## Directions
Wherever the listing holds a picture, leave it out, and copy the remainder exactly.

## Records for the exercise
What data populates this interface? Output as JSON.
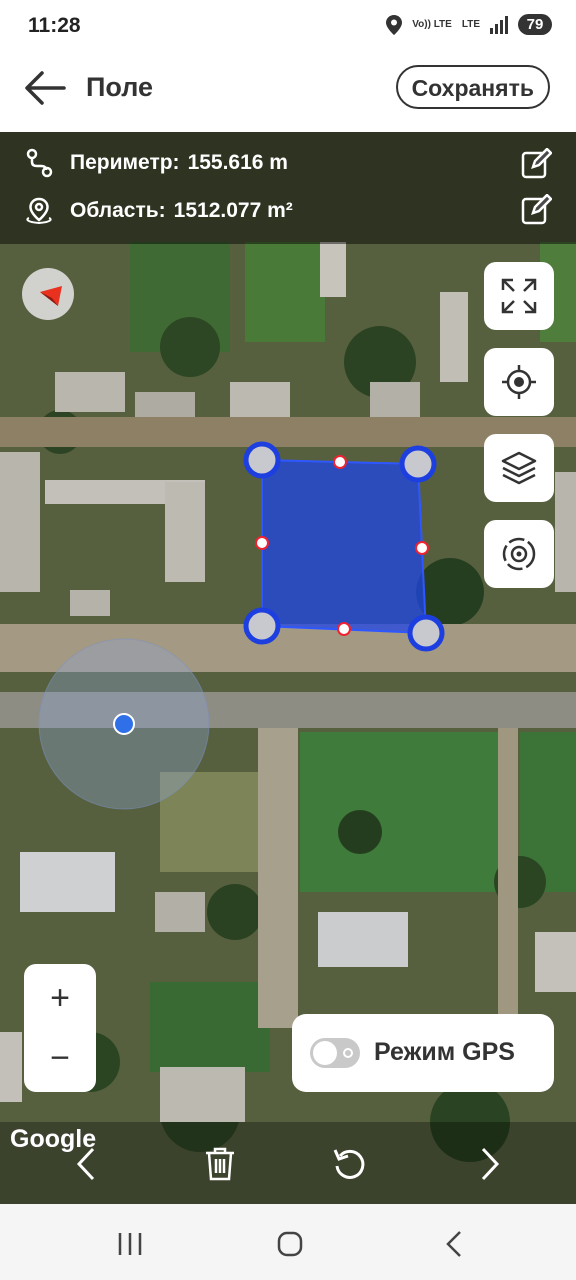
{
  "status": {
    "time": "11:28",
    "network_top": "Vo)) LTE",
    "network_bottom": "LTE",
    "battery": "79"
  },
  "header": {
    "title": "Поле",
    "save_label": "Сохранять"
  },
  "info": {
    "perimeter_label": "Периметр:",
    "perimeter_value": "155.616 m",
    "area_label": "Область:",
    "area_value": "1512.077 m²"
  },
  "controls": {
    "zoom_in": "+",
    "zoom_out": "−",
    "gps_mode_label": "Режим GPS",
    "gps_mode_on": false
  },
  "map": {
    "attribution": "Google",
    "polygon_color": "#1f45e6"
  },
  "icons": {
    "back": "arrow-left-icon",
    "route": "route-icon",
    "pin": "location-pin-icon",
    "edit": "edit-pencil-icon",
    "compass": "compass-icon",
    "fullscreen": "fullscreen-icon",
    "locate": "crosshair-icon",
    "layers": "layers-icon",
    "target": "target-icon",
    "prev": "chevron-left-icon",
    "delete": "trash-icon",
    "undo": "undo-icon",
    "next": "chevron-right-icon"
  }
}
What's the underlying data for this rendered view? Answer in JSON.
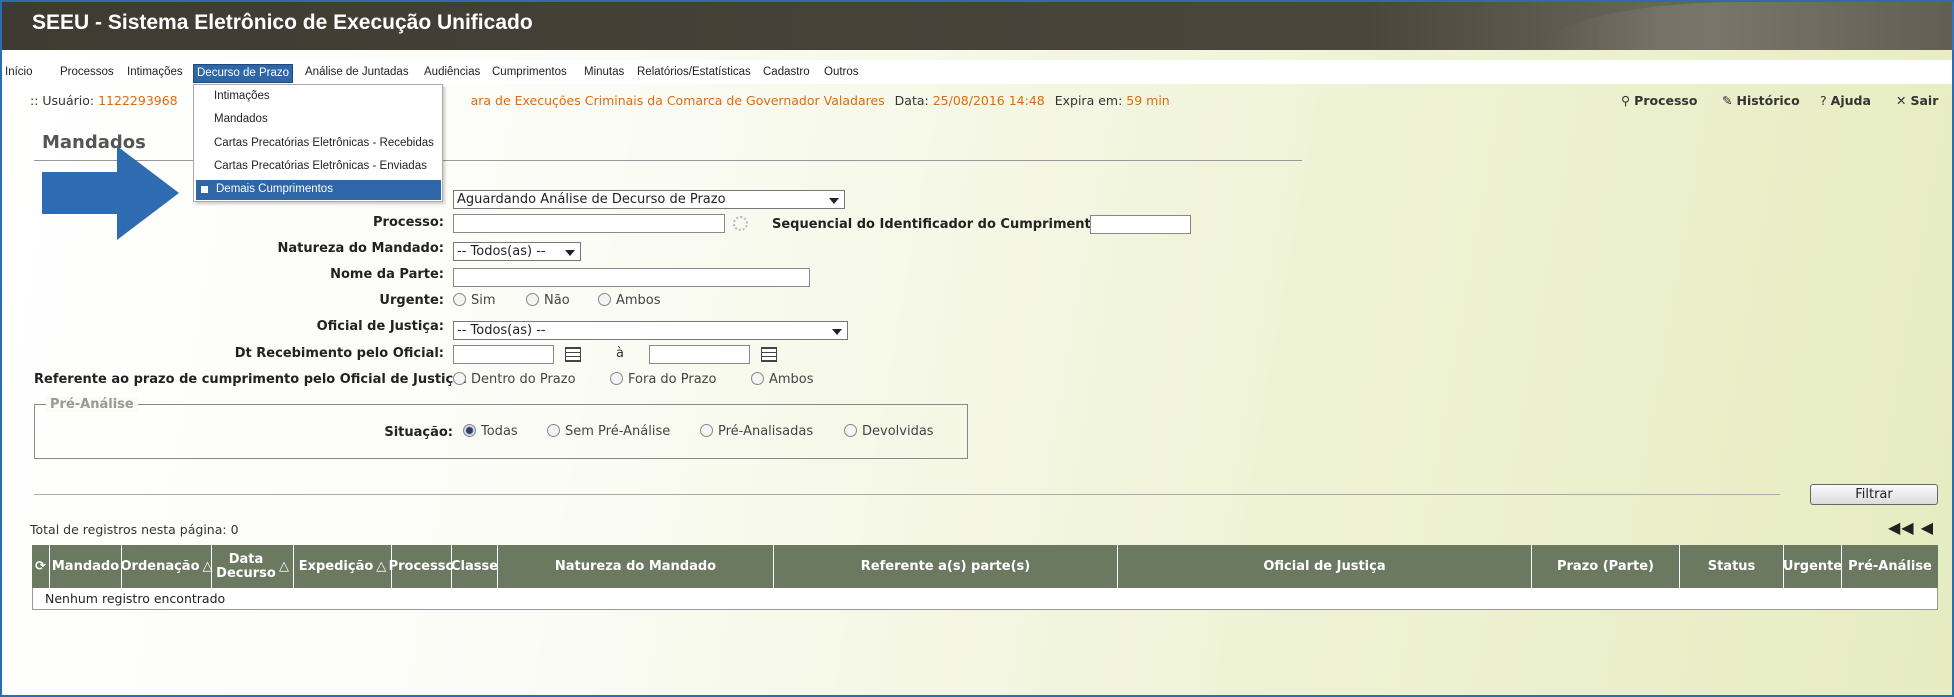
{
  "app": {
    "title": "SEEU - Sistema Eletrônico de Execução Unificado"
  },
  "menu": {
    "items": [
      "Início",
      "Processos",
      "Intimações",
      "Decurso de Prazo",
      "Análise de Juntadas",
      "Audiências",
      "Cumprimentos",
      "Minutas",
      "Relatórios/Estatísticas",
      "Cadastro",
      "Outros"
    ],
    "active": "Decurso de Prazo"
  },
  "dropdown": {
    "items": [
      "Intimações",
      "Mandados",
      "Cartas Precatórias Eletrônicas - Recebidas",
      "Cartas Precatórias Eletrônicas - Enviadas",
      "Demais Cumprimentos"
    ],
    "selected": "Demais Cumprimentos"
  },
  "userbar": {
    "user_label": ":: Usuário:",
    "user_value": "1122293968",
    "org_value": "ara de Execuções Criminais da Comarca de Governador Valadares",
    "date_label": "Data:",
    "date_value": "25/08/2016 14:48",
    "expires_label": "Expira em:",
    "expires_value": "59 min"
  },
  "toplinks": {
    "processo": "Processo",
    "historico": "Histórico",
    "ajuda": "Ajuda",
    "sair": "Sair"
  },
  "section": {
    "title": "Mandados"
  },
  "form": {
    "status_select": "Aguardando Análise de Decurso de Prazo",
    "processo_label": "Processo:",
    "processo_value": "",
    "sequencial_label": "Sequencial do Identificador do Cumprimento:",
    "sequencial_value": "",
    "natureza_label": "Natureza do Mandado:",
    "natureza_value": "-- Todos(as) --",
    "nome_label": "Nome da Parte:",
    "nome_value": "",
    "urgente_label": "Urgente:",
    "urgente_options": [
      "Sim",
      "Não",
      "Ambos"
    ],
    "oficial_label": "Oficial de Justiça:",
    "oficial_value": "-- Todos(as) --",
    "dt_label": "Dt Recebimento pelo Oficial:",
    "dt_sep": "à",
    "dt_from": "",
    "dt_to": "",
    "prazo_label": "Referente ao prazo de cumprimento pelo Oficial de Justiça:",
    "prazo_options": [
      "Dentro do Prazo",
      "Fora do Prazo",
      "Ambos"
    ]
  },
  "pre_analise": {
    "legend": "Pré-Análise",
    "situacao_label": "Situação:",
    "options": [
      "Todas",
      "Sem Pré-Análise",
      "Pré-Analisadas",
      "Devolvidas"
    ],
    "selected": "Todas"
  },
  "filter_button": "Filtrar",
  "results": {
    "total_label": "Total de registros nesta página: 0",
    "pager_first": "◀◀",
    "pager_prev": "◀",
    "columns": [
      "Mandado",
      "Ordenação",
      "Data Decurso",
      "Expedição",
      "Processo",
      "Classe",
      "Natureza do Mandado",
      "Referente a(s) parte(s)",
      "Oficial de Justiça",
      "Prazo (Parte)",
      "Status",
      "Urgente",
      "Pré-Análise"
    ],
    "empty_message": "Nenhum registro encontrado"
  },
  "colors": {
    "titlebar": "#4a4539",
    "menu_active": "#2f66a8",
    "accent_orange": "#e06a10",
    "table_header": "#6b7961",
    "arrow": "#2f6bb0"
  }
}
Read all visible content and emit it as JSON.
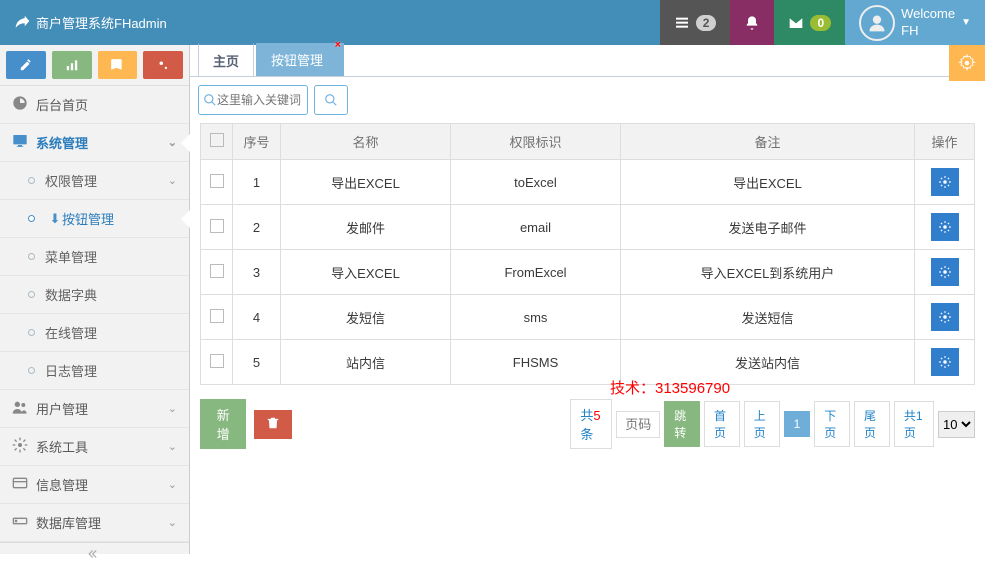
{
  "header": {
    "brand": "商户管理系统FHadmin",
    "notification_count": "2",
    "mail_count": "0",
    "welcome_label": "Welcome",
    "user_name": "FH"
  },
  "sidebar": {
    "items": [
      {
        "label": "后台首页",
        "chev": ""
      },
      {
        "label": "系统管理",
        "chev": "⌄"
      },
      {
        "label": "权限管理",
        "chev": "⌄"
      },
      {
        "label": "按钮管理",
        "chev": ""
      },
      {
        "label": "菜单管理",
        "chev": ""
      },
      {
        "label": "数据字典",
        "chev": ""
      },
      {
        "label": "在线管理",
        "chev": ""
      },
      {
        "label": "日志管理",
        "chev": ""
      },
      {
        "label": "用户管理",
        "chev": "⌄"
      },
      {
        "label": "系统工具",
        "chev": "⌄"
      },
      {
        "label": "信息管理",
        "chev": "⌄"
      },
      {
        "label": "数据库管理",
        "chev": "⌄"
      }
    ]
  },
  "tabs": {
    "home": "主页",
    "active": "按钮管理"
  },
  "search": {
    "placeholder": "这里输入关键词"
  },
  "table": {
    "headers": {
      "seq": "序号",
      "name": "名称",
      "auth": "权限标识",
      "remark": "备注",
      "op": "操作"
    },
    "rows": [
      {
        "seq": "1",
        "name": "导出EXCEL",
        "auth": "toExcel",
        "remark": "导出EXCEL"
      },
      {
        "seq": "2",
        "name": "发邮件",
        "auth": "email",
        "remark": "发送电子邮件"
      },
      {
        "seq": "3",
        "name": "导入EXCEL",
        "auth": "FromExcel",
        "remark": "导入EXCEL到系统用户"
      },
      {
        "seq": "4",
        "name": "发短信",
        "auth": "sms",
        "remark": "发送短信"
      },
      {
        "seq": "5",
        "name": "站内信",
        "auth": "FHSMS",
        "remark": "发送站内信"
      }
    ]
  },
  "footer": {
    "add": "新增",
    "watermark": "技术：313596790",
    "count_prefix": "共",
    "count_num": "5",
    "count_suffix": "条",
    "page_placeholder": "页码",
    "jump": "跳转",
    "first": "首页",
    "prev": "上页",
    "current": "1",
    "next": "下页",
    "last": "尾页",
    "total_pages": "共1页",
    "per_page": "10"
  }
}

## Finished exercise
What data populates this interface? Output as JSON.
{
  "status": {
    "time": "11:28",
    "network_top": "Vo)) LTE",
    "network_bottom": "LTE",
    "battery": "79"
  },
  "header": {
    "title": "Поле",
    "save_label": "Сохранять"
  },
  "info": {
    "perimeter_label": "Периметр:",
    "perimeter_value": "155.616 m",
    "area_label": "Область:",
    "area_value": "1512.077 m²"
  },
  "controls": {
    "zoom_in": "+",
    "zoom_out": "−",
    "gps_mode_label": "Режим GPS",
    "gps_mode_on": false
  },
  "map": {
    "attribution": "Google",
    "polygon_color": "#1f45e6"
  },
  "icons": {
    "back": "arrow-left-icon",
    "route": "route-icon",
    "pin": "location-pin-icon",
    "edit": "edit-pencil-icon",
    "compass": "compass-icon",
    "fullscreen": "fullscreen-icon",
    "locate": "crosshair-icon",
    "layers": "layers-icon",
    "target": "target-icon",
    "prev": "chevron-left-icon",
    "delete": "trash-icon",
    "undo": "undo-icon",
    "next": "chevron-right-icon"
  }
}
What's the underlying data for this rendered view? Answer in JSON.
{
  "app": {
    "title": "SEEU - Sistema Eletrônico de Execução Unificado"
  },
  "menu": {
    "items": [
      "Início",
      "Processos",
      "Intimações",
      "Decurso de Prazo",
      "Análise de Juntadas",
      "Audiências",
      "Cumprimentos",
      "Minutas",
      "Relatórios/Estatísticas",
      "Cadastro",
      "Outros"
    ],
    "active": "Decurso de Prazo"
  },
  "dropdown": {
    "items": [
      "Intimações",
      "Mandados",
      "Cartas Precatórias Eletrônicas - Recebidas",
      "Cartas Precatórias Eletrônicas - Enviadas",
      "Demais Cumprimentos"
    ],
    "selected": "Demais Cumprimentos"
  },
  "userbar": {
    "user_label": ":: Usuário:",
    "user_value": "1122293968",
    "org_value": "ara de Execuções Criminais da Comarca de Governador Valadares",
    "date_label": "Data:",
    "date_value": "25/08/2016 14:48",
    "expires_label": "Expira em:",
    "expires_value": "59 min"
  },
  "toplinks": {
    "processo": "Processo",
    "historico": "Histórico",
    "ajuda": "Ajuda",
    "sair": "Sair"
  },
  "section": {
    "title": "Mandados"
  },
  "form": {
    "status_select": "Aguardando Análise de Decurso de Prazo",
    "processo_label": "Processo:",
    "processo_value": "",
    "sequencial_label": "Sequencial do Identificador do Cumprimento:",
    "sequencial_value": "",
    "natureza_label": "Natureza do Mandado:",
    "natureza_value": "-- Todos(as) --",
    "nome_label": "Nome da Parte:",
    "nome_value": "",
    "urgente_label": "Urgente:",
    "urgente_options": [
      "Sim",
      "Não",
      "Ambos"
    ],
    "oficial_label": "Oficial de Justiça:",
    "oficial_value": "-- Todos(as) --",
    "dt_label": "Dt Recebimento pelo Oficial:",
    "dt_sep": "à",
    "dt_from": "",
    "dt_to": "",
    "prazo_label": "Referente ao prazo de cumprimento pelo Oficial de Justiça:",
    "prazo_options": [
      "Dentro do Prazo",
      "Fora do Prazo",
      "Ambos"
    ]
  },
  "pre_analise": {
    "legend": "Pré-Análise",
    "situacao_label": "Situação:",
    "options": [
      "Todas",
      "Sem Pré-Análise",
      "Pré-Analisadas",
      "Devolvidas"
    ],
    "selected": "Todas"
  },
  "filter_button": "Filtrar",
  "results": {
    "total_label": "Total de registros nesta página: 0",
    "pager_first": "◀◀",
    "pager_prev": "◀",
    "columns": [
      "Mandado",
      "Ordenação",
      "Data Decurso",
      "Expedição",
      "Processo",
      "Classe",
      "Natureza do Mandado",
      "Referente a(s) parte(s)",
      "Oficial de Justiça",
      "Prazo (Parte)",
      "Status",
      "Urgente",
      "Pré-Análise"
    ],
    "empty_message": "Nenhum registro encontrado"
  },
  "colors": {
    "titlebar": "#4a4539",
    "menu_active": "#2f66a8",
    "accent_orange": "#e06a10",
    "table_header": "#6b7961",
    "arrow": "#2f6bb0"
  }
}
Read all visible content and emit it as JSON.
{
  "header": {
    "brand": "商户管理系统FHadmin",
    "notification_count": "2",
    "mail_count": "0",
    "welcome_label": "Welcome",
    "user_name": "FH"
  },
  "sidebar": {
    "items": [
      {
        "label": "后台首页",
        "chev": ""
      },
      {
        "label": "系统管理",
        "chev": "⌄"
      },
      {
        "label": "权限管理",
        "chev": "⌄"
      },
      {
        "label": "按钮管理",
        "chev": ""
      },
      {
        "label": "菜单管理",
        "chev": ""
      },
      {
        "label": "数据字典",
        "chev": ""
      },
      {
        "label": "在线管理",
        "chev": ""
      },
      {
        "label": "日志管理",
        "chev": ""
      },
      {
        "label": "用户管理",
        "chev": "⌄"
      },
      {
        "label": "系统工具",
        "chev": "⌄"
      },
      {
        "label": "信息管理",
        "chev": "⌄"
      },
      {
        "label": "数据库管理",
        "chev": "⌄"
      }
    ]
  },
  "tabs": {
    "home": "主页",
    "active": "按钮管理"
  },
  "search": {
    "placeholder": "这里输入关键词"
  },
  "table": {
    "headers": {
      "seq": "序号",
      "name": "名称",
      "auth": "权限标识",
      "remark": "备注",
      "op": "操作"
    },
    "rows": [
      {
        "seq": "1",
        "name": "导出EXCEL",
        "auth": "toExcel",
        "remark": "导出EXCEL"
      },
      {
        "seq": "2",
        "name": "发邮件",
        "auth": "email",
        "remark": "发送电子邮件"
      },
      {
        "seq": "3",
        "name": "导入EXCEL",
        "auth": "FromExcel",
        "remark": "导入EXCEL到系统用户"
      },
      {
        "seq": "4",
        "name": "发短信",
        "auth": "sms",
        "remark": "发送短信"
      },
      {
        "seq": "5",
        "name": "站内信",
        "auth": "FHSMS",
        "remark": "发送站内信"
      }
    ]
  },
  "footer": {
    "add": "新增",
    "watermark": "技术：313596790",
    "count_prefix": "共",
    "count_num": "5",
    "count_suffix": "条",
    "page_placeholder": "页码",
    "jump": "跳转",
    "first": "首页",
    "prev": "上页",
    "current": "1",
    "next": "下页",
    "last": "尾页",
    "total_pages": "共1页",
    "per_page": "10"
  }
}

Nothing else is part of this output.